Business and Management
Submitted By Tina725
Southwest Airlines was formed in 1971 to serve inter-city routes in three Texas cities. By 1998, it had grown to approximately 24,000 employees serving 25 states with approximately 2,500 flights per day. Southwest operates as a low-cost, no-frills but high customer service airline flying point-to-point, rather than establishing the hub-and-spoke system common to its larger competitors. A key to its success is the achievement of low turnaround time—the time required for a plane to land and take off again—which requires a high level of teamwork, coordination, and flexibility among different employees and occupational groups. To accomplish this advantage, the company works hard at maintaining a culture that emphasizes flexibility, family orientation, and fun. It has been highly successful, generating profits each year since it was founded and realizing significant appreciation in the value of its stock over the life of the company. Southwest’s quality and productivity serve as benchmarks for the industry. It consistently ranks at the top of the various quality measures—including on-time performance, baggage handling, and customer complaints.
Nearly 90 percent of Southwest’s workforce is organized into nine unions. Four—the pilots and three small technician unions—are independent organizations. The flight attendants and ramp workers are represented by the Transportation Workers Unions (TWU), the customer service and the reservation agents are represented by the International Association of Machinists (IAM), and the mechanics and cleaners are represented by the Teamsters (IBT). The company has enjoyed highly cooperative and peaceful labor relations since its founding.
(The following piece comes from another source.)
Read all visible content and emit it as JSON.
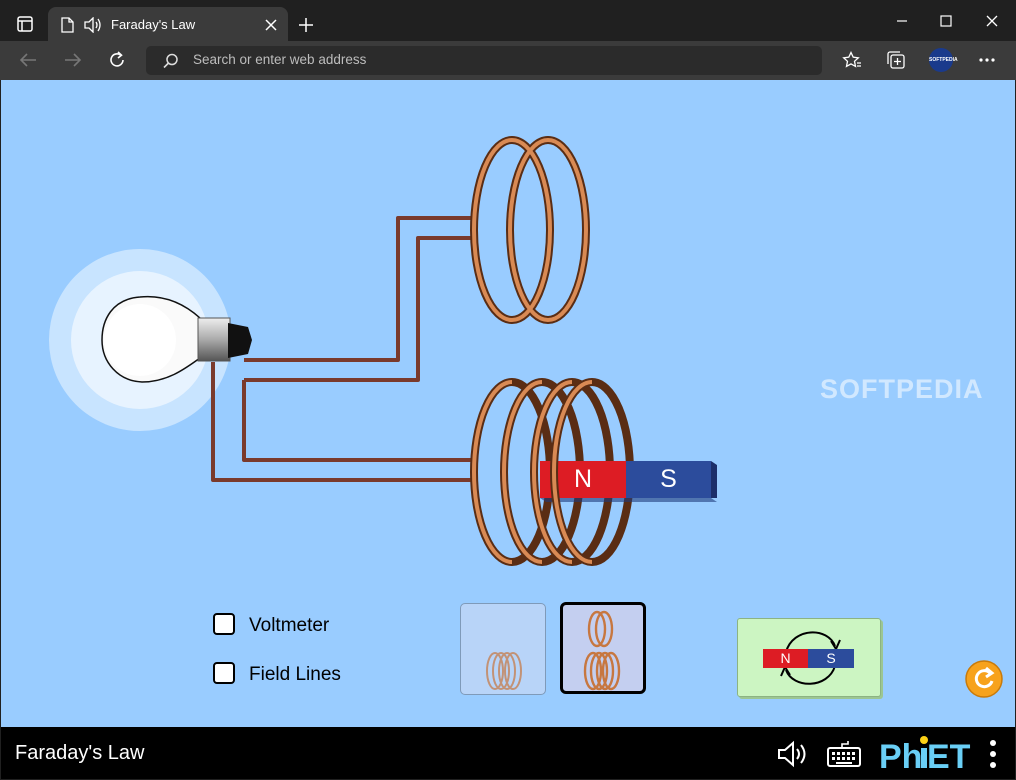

Its founders were not opposed to unions and essentially invited them into the organization. However, management has also worked hard to ensure that the unions…...